*WHAT TO DO*: Each record should be written out exactly as it stands.

*DATA FOR REVIEW*:

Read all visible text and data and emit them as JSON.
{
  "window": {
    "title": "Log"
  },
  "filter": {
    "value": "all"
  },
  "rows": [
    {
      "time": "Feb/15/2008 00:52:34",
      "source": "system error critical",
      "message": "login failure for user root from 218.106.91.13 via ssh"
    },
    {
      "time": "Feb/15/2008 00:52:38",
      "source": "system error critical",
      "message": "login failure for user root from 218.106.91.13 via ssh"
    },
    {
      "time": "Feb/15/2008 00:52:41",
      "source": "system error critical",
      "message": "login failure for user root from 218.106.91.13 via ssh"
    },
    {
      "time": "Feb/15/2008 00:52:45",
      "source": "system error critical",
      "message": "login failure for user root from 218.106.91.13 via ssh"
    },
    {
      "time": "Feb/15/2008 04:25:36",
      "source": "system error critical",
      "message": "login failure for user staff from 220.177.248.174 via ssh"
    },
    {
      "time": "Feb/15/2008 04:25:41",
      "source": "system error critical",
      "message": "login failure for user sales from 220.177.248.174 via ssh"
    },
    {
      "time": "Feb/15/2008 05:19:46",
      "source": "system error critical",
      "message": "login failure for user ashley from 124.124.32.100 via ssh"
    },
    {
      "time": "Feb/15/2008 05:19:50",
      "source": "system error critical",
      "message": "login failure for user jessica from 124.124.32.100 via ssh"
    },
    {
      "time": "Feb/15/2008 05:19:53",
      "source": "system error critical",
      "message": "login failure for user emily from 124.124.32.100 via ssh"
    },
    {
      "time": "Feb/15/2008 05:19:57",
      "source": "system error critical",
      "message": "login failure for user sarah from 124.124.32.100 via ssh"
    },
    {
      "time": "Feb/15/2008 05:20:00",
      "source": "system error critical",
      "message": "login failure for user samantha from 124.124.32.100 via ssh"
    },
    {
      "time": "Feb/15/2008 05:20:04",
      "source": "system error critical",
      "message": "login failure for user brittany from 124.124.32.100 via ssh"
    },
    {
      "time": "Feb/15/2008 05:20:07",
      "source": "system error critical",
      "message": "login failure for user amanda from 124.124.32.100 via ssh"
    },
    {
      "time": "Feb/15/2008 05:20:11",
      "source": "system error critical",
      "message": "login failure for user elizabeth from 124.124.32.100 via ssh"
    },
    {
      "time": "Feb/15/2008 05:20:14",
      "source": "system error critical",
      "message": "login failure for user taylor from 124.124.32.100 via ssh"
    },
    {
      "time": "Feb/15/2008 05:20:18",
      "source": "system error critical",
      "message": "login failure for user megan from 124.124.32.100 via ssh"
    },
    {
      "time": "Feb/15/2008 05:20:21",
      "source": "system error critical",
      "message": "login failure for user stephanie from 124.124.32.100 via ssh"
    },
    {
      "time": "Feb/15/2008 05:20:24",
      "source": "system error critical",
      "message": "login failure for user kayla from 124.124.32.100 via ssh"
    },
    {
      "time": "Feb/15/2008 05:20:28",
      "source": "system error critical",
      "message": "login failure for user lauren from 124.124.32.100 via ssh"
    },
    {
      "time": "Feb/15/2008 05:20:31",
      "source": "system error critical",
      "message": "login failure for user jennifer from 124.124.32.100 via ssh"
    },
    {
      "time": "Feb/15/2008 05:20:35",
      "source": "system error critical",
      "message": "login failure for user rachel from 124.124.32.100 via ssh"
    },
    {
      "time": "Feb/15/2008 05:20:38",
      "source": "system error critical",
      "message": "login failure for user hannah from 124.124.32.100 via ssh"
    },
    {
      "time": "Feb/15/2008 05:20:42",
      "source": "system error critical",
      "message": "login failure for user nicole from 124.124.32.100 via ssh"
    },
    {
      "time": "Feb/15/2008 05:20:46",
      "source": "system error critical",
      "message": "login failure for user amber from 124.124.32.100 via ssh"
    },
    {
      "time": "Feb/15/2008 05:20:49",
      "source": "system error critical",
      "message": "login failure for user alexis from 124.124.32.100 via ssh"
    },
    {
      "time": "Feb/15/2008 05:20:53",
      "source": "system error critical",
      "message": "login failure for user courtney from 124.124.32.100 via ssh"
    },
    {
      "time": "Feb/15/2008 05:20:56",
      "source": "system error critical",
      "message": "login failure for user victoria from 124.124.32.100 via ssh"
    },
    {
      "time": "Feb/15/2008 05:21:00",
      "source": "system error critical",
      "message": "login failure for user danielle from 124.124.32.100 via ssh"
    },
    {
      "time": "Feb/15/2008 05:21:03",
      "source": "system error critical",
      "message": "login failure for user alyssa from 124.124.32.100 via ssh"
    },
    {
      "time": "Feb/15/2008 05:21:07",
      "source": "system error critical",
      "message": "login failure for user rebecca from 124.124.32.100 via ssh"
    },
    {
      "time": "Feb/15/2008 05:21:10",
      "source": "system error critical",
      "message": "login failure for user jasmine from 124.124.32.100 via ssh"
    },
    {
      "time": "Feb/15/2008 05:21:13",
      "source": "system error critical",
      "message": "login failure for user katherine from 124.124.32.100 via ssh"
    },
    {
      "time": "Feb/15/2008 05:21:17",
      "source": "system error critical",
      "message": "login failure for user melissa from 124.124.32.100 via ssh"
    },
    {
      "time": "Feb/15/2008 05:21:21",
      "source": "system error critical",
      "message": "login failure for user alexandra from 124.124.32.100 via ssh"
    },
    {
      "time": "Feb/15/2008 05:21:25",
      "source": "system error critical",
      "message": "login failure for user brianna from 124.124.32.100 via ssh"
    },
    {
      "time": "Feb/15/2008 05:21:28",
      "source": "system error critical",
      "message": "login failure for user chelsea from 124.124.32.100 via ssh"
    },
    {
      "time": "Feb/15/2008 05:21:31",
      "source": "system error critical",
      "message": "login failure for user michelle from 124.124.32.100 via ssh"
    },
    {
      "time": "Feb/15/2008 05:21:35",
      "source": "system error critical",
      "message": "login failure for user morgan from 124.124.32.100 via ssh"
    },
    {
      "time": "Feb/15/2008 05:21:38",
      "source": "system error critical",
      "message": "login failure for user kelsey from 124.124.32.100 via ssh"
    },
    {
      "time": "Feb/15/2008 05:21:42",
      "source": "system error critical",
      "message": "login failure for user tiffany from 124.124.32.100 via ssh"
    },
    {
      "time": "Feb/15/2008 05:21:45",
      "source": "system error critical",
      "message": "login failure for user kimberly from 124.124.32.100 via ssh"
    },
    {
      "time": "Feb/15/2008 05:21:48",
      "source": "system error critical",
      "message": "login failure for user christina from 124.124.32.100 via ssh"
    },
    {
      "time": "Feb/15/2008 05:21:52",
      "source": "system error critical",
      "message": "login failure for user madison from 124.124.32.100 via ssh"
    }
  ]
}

*EXPECTED OUTPUT*:
Read all visible text and data and emit them as JSON.
{
  "window": {
    "title": "Log"
  },
  "filter": {
    "value": "all"
  },
  "rows": [
    {
      "time": "Feb/15/2008 00:52:34",
      "source": "system error critical",
      "message": "login failure for user root from 218.106.91.13 via ssh"
    },
    {
      "time": "Feb/15/2008 00:52:38",
      "source": "system error critical",
      "message": "login failure for user root from 218.106.91.13 via ssh"
    },
    {
      "time": "Feb/15/2008 00:52:41",
      "source": "system error critical",
      "message": "login failure for user root from 218.106.91.13 via ssh"
    },
    {
      "time": "Feb/15/2008 00:52:45",
      "source": "system error critical",
      "message": "login failure for user root from 218.106.91.13 via ssh"
    },
    {
      "time": "Feb/15/2008 04:25:36",
      "source": "system error critical",
      "message": "login failure for user staff from 220.177.248.174 via ssh"
    },
    {
      "time": "Feb/15/2008 04:25:41",
      "source": "system error critical",
      "message": "login failure for user sales from 220.177.248.174 via ssh"
    },
    {
      "time": "Feb/15/2008 05:19:46",
      "source": "system error critical",
      "message": "login failure for user ashley from 124.124.32.100 via ssh"
    },
    {
      "time": "Feb/15/2008 05:19:50",
      "source": "system error critical",
      "message": "login failure for user jessica from 124.124.32.100 via ssh"
    },
    {
      "time": "Feb/15/2008 05:19:53",
      "source": "system error critical",
      "message": "login failure for user emily from 124.124.32.100 via ssh"
    },
    {
      "time": "Feb/15/2008 05:19:57",
      "source": "system error critical",
      "message": "login failure for user sarah from 124.124.32.100 via ssh"
    },
    {
      "time": "Feb/15/2008 05:20:00",
      "source": "system error critical",
      "message": "login failure for user samantha from 124.124.32.100 via ssh"
    },
    {
      "time": "Feb/15/2008 05:20:04",
      "source": "system error critical",
      "message": "login failure for user brittany from 124.124.32.100 via ssh"
    },
    {
      "time": "Feb/15/2008 05:20:07",
      "source": "system error critical",
      "message": "login failure for user amanda from 124.124.32.100 via ssh"
    },
    {
      "time": "Feb/15/2008 05:20:11",
      "source": "system error critical",
      "message": "login failure for user elizabeth from 124.124.32.100 via ssh"
    },
    {
      "time": "Feb/15/2008 05:20:14",
      "source": "system error critical",
      "message": "login failure for user taylor from 124.124.32.100 via ssh"
    },
    {
      "time": "Feb/15/2008 05:20:18",
      "source": "system error critical",
      "message": "login failure for user megan from 124.124.32.100 via ssh"
    },
    {
      "time": "Feb/15/2008 05:20:21",
      "source": "system error critical",
      "message": "login failure for user stephanie from 124.124.32.100 via ssh"
    },
    {
      "time": "Feb/15/2008 05:20:24",
      "source": "system error critical",
      "message": "login failure for user kayla from 124.124.32.100 via ssh"
    },
    {
      "time": "Feb/15/2008 05:20:28",
      "source": "system error critical",
      "message": "login failure for user lauren from 124.124.32.100 via ssh"
    },
    {
      "time": "Feb/15/2008 05:20:31",
      "source": "system error critical",
      "message": "login failure for user jennifer from 124.124.32.100 via ssh"
    },
    {
      "time": "Feb/15/2008 05:20:35",
      "source": "system error critical",
      "message": "login failure for user rachel from 124.124.32.100 via ssh"
    },
    {
      "time": "Feb/15/2008 05:20:38",
      "source": "system error critical",
      "message": "login failure for user hannah from 124.124.32.100 via ssh"
    },
    {
      "time": "Feb/15/2008 05:20:42",
      "source": "system error critical",
      "message": "login failure for user nicole from 124.124.32.100 via ssh"
    },
    {
      "time": "Feb/15/2008 05:20:46",
      "source": "system error critical",
      "message": "login failure for user amber from 124.124.32.100 via ssh"
    },
    {
      "time": "Feb/15/2008 05:20:49",
      "source": "system error critical",
      "message": "login failure for user alexis from 124.124.32.100 via ssh"
    },
    {
      "time": "Feb/15/2008 05:20:53",
      "source": "system error critical",
      "message": "login failure for user courtney from 124.124.32.100 via ssh"
    },
    {
      "time": "Feb/15/2008 05:20:56",
      "source": "system error critical",
      "message": "login failure for user victoria from 124.124.32.100 via ssh"
    },
    {
      "time": "Feb/15/2008 05:21:00",
      "source": "system error critical",
      "message": "login failure for user danielle from 124.124.32.100 via ssh"
    },
    {
      "time": "Feb/15/2008 05:21:03",
      "source": "system error critical",
      "message": "login failure for user alyssa from 124.124.32.100 via ssh"
    },
    {
      "time": "Feb/15/2008 05:21:07",
      "source": "system error critical",
      "message": "login failure for user rebecca from 124.124.32.100 via ssh"
    },
    {
      "time": "Feb/15/2008 05:21:10",
      "source": "system error critical",
      "message": "login failure for user jasmine from 124.124.32.100 via ssh"
    },
    {
      "time": "Feb/15/2008 05:21:13",
      "source": "system error critical",
      "message": "login failure for user katherine from 124.124.32.100 via ssh"
    },
    {
      "time": "Feb/15/2008 05:21:17",
      "source": "system error critical",
      "message": "login failure for user melissa from 124.124.32.100 via ssh"
    },
    {
      "time": "Feb/15/2008 05:21:21",
      "source": "system error critical",
      "message": "login failure for user alexandra from 124.124.32.100 via ssh"
    },
    {
      "time": "Feb/15/2008 05:21:25",
      "source": "system error critical",
      "message": "login failure for user brianna from 124.124.32.100 via ssh"
    },
    {
      "time": "Feb/15/2008 05:21:28",
      "source": "system error critical",
      "message": "login failure for user chelsea from 124.124.32.100 via ssh"
    },
    {
      "time": "Feb/15/2008 05:21:31",
      "source": "system error critical",
      "message": "login failure for user michelle from 124.124.32.100 via ssh"
    },
    {
      "time": "Feb/15/2008 05:21:35",
      "source": "system error critical",
      "message": "login failure for user morgan from 124.124.32.100 via ssh"
    },
    {
      "time": "Feb/15/2008 05:21:38",
      "source": "system error critical",
      "message": "login failure for user kelsey from 124.124.32.100 via ssh"
    },
    {
      "time": "Feb/15/2008 05:21:42",
      "source": "system error critical",
      "message": "login failure for user tiffany from 124.124.32.100 via ssh"
    },
    {
      "time": "Feb/15/2008 05:21:45",
      "source": "system error critical",
      "message": "login failure for user kimberly from 124.124.32.100 via ssh"
    },
    {
      "time": "Feb/15/2008 05:21:48",
      "source": "system error critical",
      "message": "login failure for user christina from 124.124.32.100 via ssh"
    },
    {
      "time": "Feb/15/2008 05:21:52",
      "source": "system error critical",
      "message": "login failure for user madison from 124.124.32.100 via ssh"
    }
  ]
}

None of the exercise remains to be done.